  2. Danchenko, N., Satia, J.A. & Anthony, M.S. Epidemiology of systemic lupus erythematosus: a comparison of worldwide disease burden. Lupus 15, 308-18 (2006).
  3. Ortega, L.M., Schultz, D.R., Lenz, O., Pardo, V. & Contreras, G.N. Review: Lupus nephritis: pathologic features, epidemiology and a guide to therapeutic decisions. Lupus 19, 557-74 (2010).
  4. Lionaki, S., Skalioti, C. & Boletis, J.N. Kidney transplantation in patients with systemic lupus erythematosus. World J Transplant 4, 176-82 (2014).
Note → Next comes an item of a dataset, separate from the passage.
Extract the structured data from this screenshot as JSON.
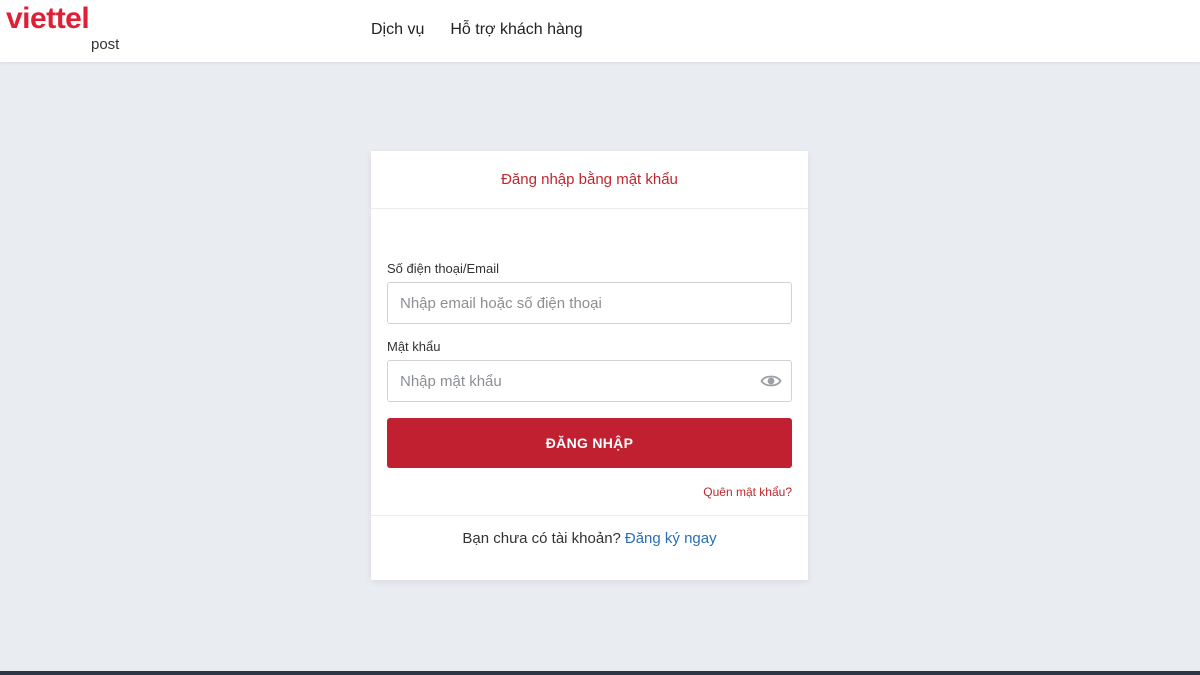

  5. Frese, S. & Diamond, B. Structural modification of DNA-a therapeutic option in SLE? Nat Rev Rheumatol 7, 733-8 (2011).
  6. Hahn, B.H. et al. American college of rheumatology guidelines for screening, treatment, and management of lupus nephritis. Arthritis Care Res (Hoboken) 64, 797-808 (2012).
  7. Contreras, G. et al. Sequential therapies for proliferative lupus nephritis. N Engl J Med 350, 971-80 (2004).
  8. Bernatsky, S. et al. Cancer risk in systemic lupus: an updated international multi-centre cohort study. J Autoimmun 42, 130-5 (2013).
  9. Cervera, R. et al. Morbidity and mortality in systemic lupus erythematosus during a 10-year period: a comparison of early and late manifestations in a cohort of 1,000 patients. Medicine (Baltimore) 82, 299-308 (2003).
  10. Mok, C.C., Kwok, R.C. & Yip, P.S. Effect of renal disease on the standardized mortality ratio and life expectancy of patients with systemic lupus erythematosus. Arthritis Rheum 65, 2154-60 (2013).
  11. Ward, M.M. Changes in the incidence of endstage renal disease due to lupus nephritis in the United States, 1996-2004. J Rheumatol 36, 63-7 (2009).